In Bandits and Liberals, Rebels and Saints Alan Knight offers a distinct perspective on several overarching themes in Latin American history, spanning approximately two centuries, from 1800 to 2000. Knight’s approach is ambitious and comparative—sometimes ranging beyond Latin America and combining relevant social theory with robust empirical detail. He tries to offer answers to big questions while challenging alternative answers and approaches, including several recently fashionable ones.

While the individual essays and the book as a whole are roughly chronological, the approach is essentially thematic, with chapters devoted to major contentious themes in Latin American history across two centuries: the sociopolitical roots and impact of banditry; the character and evolution of liberalism; religious conflict; the divergent historical trajectories of Peru and Mexico; the nature of informal empire and internal colonialism; and the region’s revolutionary history—viewed through the twin prisms of British perceptions and comparative global history.
 

Author Bio

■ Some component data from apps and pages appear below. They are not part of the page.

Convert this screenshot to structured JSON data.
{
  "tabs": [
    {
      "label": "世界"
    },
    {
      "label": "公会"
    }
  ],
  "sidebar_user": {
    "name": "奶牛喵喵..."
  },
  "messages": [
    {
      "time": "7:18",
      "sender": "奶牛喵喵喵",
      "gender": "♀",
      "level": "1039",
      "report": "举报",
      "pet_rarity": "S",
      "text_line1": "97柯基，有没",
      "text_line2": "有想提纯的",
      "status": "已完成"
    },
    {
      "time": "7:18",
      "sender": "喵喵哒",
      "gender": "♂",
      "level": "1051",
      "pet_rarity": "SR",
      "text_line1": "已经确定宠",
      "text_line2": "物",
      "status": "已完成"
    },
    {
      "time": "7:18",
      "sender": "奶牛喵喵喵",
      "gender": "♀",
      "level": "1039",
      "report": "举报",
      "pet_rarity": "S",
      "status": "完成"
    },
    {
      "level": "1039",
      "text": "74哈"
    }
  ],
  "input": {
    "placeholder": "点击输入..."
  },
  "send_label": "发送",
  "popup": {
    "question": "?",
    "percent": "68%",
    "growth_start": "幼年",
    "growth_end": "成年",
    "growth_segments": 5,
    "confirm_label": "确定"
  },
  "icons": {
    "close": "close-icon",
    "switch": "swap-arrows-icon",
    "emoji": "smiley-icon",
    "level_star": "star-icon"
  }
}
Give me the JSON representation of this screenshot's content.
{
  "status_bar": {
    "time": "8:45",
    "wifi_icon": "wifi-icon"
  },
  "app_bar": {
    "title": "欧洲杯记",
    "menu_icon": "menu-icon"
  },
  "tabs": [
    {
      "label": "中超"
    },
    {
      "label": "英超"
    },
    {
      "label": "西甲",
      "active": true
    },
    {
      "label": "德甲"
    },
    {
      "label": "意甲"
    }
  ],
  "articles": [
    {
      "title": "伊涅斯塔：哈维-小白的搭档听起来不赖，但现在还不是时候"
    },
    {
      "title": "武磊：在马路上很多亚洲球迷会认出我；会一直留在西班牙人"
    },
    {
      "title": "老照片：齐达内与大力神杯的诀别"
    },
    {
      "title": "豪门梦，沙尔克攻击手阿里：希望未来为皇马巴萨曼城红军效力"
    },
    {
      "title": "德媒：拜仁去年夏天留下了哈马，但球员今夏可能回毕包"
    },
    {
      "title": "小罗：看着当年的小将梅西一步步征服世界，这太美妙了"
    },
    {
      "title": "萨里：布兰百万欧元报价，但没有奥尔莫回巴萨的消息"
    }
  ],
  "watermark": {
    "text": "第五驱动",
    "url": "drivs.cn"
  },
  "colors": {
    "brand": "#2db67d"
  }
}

Alan Knight is emeritus professor of the history of Latin America at the University of Oxford. He is a renowned scholar of Mexican history, and his books have won awards such as the American Historical Association’s Beveridge Prize and the Bolton Prize for his two-volume study The Mexican Revolution, Volume 1: Porfirians, Liberals, and Peasants and The Mexican Revolution, Volume 2: Counter-revolution and Reconstruction, both available from the University of Nebraska Press.
 
 

Praise

“These essays have the power to surprise and entertain. Yet beyond the incisive insights, it is the theoretical digressions, the jaded take on academic fashions, the telling examples, and the sharp, witty asides that really push the compilation beyond the standard collection of essays. Such elements do not simply bolster the big ideas; they also add to the impression that when reading this book, you are sitting down at a table with a world expert not only in Latin American history but also in global history.”—Benjamin T. Smith, author of The Dope: The Real History of the Mexican Drug Trade